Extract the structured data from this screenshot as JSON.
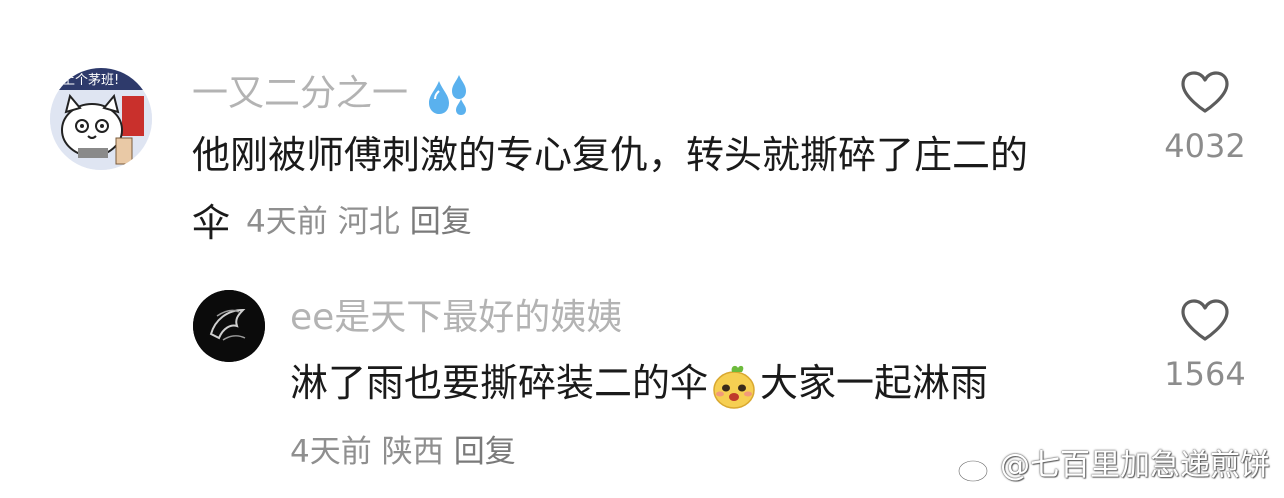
{
  "comments": [
    {
      "username": "一又二分之一",
      "username_emoji": "sweat-droplets-icon",
      "text_line1": "他刚被师傅刺激的专心复仇，转头就撕碎了庄二的",
      "text_line2": "伞",
      "time": "4天前",
      "location": "河北",
      "reply_label": "回复",
      "likes": "4032",
      "avatar_text": "上个茅班!"
    },
    {
      "username": "ee是天下最好的姨姨",
      "text_before_emoji": "淋了雨也要撕碎装二的伞",
      "text_emoji": "smiling-face-sticker-icon",
      "text_after_emoji": "大家一起淋雨",
      "time": "4天前",
      "location": "陕西",
      "reply_label": "回复",
      "likes": "1564"
    }
  ],
  "watermark": {
    "text": "@七百里加急递煎饼",
    "icon": "weibo-icon"
  },
  "colors": {
    "username": "#b3b3b3",
    "content": "#1a1a1a",
    "meta": "#8f8f8f"
  }
}
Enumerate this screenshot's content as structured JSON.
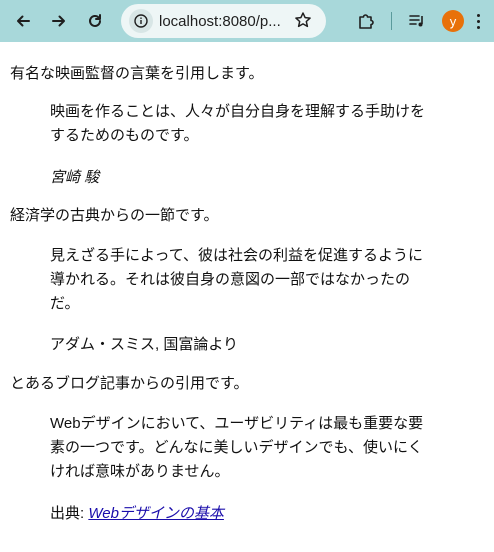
{
  "browser": {
    "url": "localhost:8080/p...",
    "profile_initial": "y",
    "icons": [
      "back-arrow-icon",
      "forward-arrow-icon",
      "reload-icon",
      "site-info-icon",
      "bookmark-star-icon",
      "extensions-icon",
      "media-queue-icon",
      "more-menu-icon"
    ]
  },
  "sections": [
    {
      "intro": "有名な映画監督の言葉を引用します。",
      "quote_lines": [
        "映画を作ることは、人々が自分自身を理解する手助けを",
        "するためのものです。"
      ],
      "attribution": "宮崎 駿"
    },
    {
      "intro": "経済学の古典からの一節です。",
      "quote_lines": [
        "見えざる手によって、彼は社会の利益を促進するように",
        "導かれる。それは彼自身の意図の一部ではなかったの",
        "だ。"
      ],
      "attribution": "アダム・スミス, 国富論より"
    },
    {
      "intro": "とあるブログ記事からの引用です。",
      "quote_lines": [
        "Webデザインにおいて、ユーザビリティは最も重要な要",
        "素の一つです。どんなに美しいデザインでも、使いにく",
        "ければ意味がありません。"
      ],
      "source_label": "出典: ",
      "source_link": "Webデザインの基本"
    }
  ]
}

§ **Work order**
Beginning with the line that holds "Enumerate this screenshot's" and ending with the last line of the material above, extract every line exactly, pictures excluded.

§ **Task response**
Enumerate this screenshot's content as structured JSON.
{
  "browser": {
    "url": "localhost:8080/p...",
    "profile_initial": "y",
    "icons": [
      "back-arrow-icon",
      "forward-arrow-icon",
      "reload-icon",
      "site-info-icon",
      "bookmark-star-icon",
      "extensions-icon",
      "media-queue-icon",
      "more-menu-icon"
    ]
  },
  "sections": [
    {
      "intro": "有名な映画監督の言葉を引用します。",
      "quote_lines": [
        "映画を作ることは、人々が自分自身を理解する手助けを",
        "するためのものです。"
      ],
      "attribution": "宮崎 駿"
    },
    {
      "intro": "経済学の古典からの一節です。",
      "quote_lines": [
        "見えざる手によって、彼は社会の利益を促進するように",
        "導かれる。それは彼自身の意図の一部ではなかったの",
        "だ。"
      ],
      "attribution": "アダム・スミス, 国富論より"
    },
    {
      "intro": "とあるブログ記事からの引用です。",
      "quote_lines": [
        "Webデザインにおいて、ユーザビリティは最も重要な要",
        "素の一つです。どんなに美しいデザインでも、使いにく",
        "ければ意味がありません。"
      ],
      "source_label": "出典: ",
      "source_link": "Webデザインの基本"
    }
  ]
}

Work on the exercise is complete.